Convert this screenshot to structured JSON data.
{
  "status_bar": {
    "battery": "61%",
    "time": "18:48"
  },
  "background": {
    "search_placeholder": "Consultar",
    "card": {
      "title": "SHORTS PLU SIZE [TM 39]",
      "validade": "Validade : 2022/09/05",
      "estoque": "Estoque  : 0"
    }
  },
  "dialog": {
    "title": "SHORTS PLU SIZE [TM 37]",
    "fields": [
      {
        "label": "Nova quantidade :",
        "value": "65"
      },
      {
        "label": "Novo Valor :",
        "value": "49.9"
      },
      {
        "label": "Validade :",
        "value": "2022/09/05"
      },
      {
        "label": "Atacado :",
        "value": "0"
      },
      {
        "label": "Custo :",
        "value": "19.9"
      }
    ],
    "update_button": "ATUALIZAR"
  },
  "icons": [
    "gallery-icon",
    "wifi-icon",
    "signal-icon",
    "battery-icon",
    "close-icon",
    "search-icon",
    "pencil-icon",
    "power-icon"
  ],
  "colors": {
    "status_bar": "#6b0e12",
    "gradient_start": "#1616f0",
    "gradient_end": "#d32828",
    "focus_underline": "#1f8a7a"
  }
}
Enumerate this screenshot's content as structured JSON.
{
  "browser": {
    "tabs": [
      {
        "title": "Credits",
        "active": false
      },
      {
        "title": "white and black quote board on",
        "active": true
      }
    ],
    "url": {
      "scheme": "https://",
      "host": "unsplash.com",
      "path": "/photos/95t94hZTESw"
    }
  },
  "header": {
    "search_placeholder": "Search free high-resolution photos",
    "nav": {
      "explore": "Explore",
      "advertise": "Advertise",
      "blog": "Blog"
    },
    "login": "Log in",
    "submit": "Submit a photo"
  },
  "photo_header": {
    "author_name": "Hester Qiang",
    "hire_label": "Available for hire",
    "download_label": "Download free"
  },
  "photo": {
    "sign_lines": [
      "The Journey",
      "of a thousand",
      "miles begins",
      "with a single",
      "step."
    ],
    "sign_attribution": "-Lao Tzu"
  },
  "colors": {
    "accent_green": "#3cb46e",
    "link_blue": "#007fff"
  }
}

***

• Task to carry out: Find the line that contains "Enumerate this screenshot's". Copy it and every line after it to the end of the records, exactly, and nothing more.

• Answer for the task:
Enumerate this screenshot's content as structured JSON.
{
  "browser": {
    "tabs": [
      {
        "title": "Credits",
        "active": false
      },
      {
        "title": "white and black quote board on",
        "active": true
      }
    ],
    "url": {
      "scheme": "https://",
      "host": "unsplash.com",
      "path": "/photos/95t94hZTESw"
    }
  },
  "header": {
    "search_placeholder": "Search free high-resolution photos",
    "nav": {
      "explore": "Explore",
      "advertise": "Advertise",
      "blog": "Blog"
    },
    "login": "Log in",
    "submit": "Submit a photo"
  },
  "photo_header": {
    "author_name": "Hester Qiang",
    "hire_label": "Available for hire",
    "download_label": "Download free"
  },
  "photo": {
    "sign_lines": [
      "The Journey",
      "of a thousand",
      "miles begins",
      "with a single",
      "step."
    ],
    "sign_attribution": "-Lao Tzu"
  },
  "colors": {
    "accent_green": "#3cb46e",
    "link_blue": "#007fff"
  }
}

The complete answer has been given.